In this study, we identify Mdm2 exon 3 and Mdm4 exon 7 as critical downstream targets whose coordinated alternative splicing is regulated by SMN through its function in snRNP biogenesis. Importantly, we show that defective splicing of these key regulatory exons induced by SMN deficiency, which occurs early and is most pronounced in vulnerable motor neurons, acts as a biological switch governing initiation of the p53 response in SMA mice. Through selective induction of exon skipping in wild-type mice, we demonstrate that perturbation of Mdm2 and Mdm4 alternative splicing synergistically induces p53 anti-repression such that both splicing events, but neither alone, are necessary and sufficient to elicit robust activation of p53 in vivo. Conversely, correction of either deficit by restoration of full-length Mdm2 or Mdm4 is sufficient to suppress p53 induction and prevent motor neuron degeneration in SMA. Thus, while SMN deficiency induces widespread transcriptome perturbations with the potential to contribute to SMA pathology (Zhang et al. 2008; Li et al. 2014), we show that it is the selective dysregulation of Mdm2 and Mdm4 alternative splicing that underlies p53 anti-repression and motor neuron death in a mouse model of the disease.
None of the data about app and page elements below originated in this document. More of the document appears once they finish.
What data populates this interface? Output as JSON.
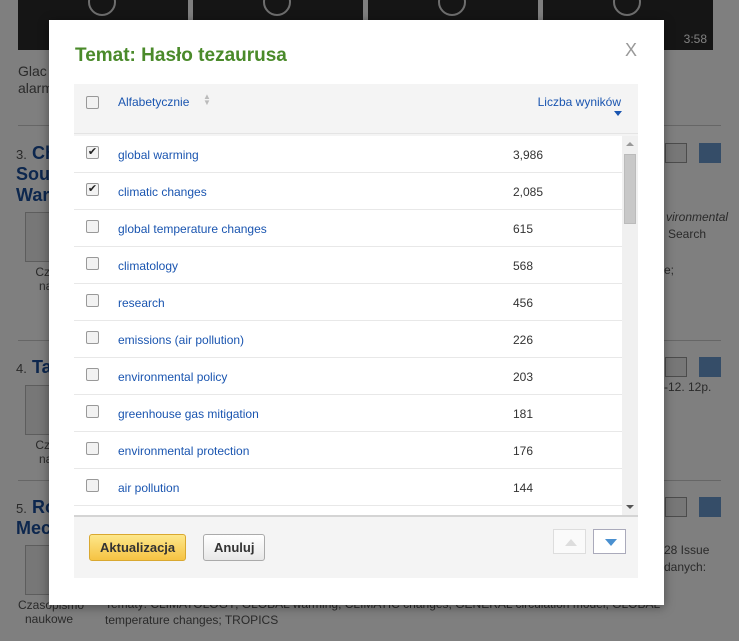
{
  "background": {
    "video_duration": "3:58",
    "snippets": [
      "Glac",
      "alarm"
    ],
    "results": [
      {
        "num": "3.",
        "title": [
          "Ch",
          "Sou",
          "War"
        ],
        "type": [
          "Czas",
          "nau"
        ],
        "right_text": [
          "vironmental",
          "Search",
          "e;"
        ]
      },
      {
        "num": "4.",
        "title": [
          "Ta"
        ],
        "type": [
          "Czas",
          "nau"
        ],
        "right_text": [
          "-12. 12p."
        ]
      },
      {
        "num": "5.",
        "title": [
          "Ro",
          "Mec"
        ],
        "type": [
          "Czasopismo",
          "naukowe"
        ],
        "right_text": [
          "28 Issue",
          "danych:"
        ],
        "topics_line1": "Tematy: CLIMATOLOGY; GLOBAL warming; CLIMATIC changes; GENERAL circulation model; GLOBAL",
        "topics_line2": "temperature changes; TROPICS"
      }
    ]
  },
  "modal": {
    "title": "Temat: Hasło tezaurusa",
    "close": "X",
    "header": {
      "sort_alpha": "Alfabetycznie",
      "sort_count": "Liczba wyników"
    },
    "items": [
      {
        "label": "global warming",
        "count": "3,986",
        "checked": true
      },
      {
        "label": "climatic changes",
        "count": "2,085",
        "checked": true
      },
      {
        "label": "global temperature changes",
        "count": "615",
        "checked": false
      },
      {
        "label": "climatology",
        "count": "568",
        "checked": false
      },
      {
        "label": "research",
        "count": "456",
        "checked": false
      },
      {
        "label": "emissions (air pollution)",
        "count": "226",
        "checked": false
      },
      {
        "label": "environmental policy",
        "count": "203",
        "checked": false
      },
      {
        "label": "greenhouse gas mitigation",
        "count": "181",
        "checked": false
      },
      {
        "label": "environmental protection",
        "count": "176",
        "checked": false
      },
      {
        "label": "air pollution",
        "count": "144",
        "checked": false
      }
    ],
    "update_label": "Aktualizacja",
    "cancel_label": "Anuluj"
  }
}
These findings provide a direct mechanistic link between the disruption of SMN's function in the assembly of the snRNP constituents of the splicing machinery and the molecular basis of neurodegeneration in SMA.
SMN deficiency disrupts Mdm2 and Mdm4 alternative splicing in SMA motor neurons
To determine the mechanisms by which SMN deficiency induces p53 in SMA, we investigated whether SMN regulates alternative splicing of Mdm2 exon 3 and Mdm4 exon 7, changes in which have been linked to p53 activation (Perry et al. 2000; Giglio et al. 2010; Bardot et al. 2015; Dewaele et al. 2016). In previously established NIH3T3-SmnRNAi fibroblasts with doxycycline (Dox)-inducible RNAi knockdown of Smn to ∼10% of normal levels (Lotti et al. 2012; Ruggiu et al. 2012; Tisdale et al. 2013), RT–PCR analysis revealed that the inclusion of both Mdm2 exon 3 and Mdm4 exon 7 was significantly reduced upon Smn deficiency (Fig. 1A–D), while splicing of other Mdm2 and Mdm4 exons was not affected (Supplemental Fig. S1). Moreover, these splicing changes were reversed by expression of RNAi-resistant human SMN in NIH3T3-SMN/SmnRNAi cells (Fig. 1A–D; Lotti et al. 2012; Ruggiu et al. 2012; Tisdale et al. 2013), highlighting the specificity of the effects for SMN depletion. These results demonstrate that SMN regulates the alternative splicing of specific exons of Mdm2 and Mdm4 mRNAs in vitro.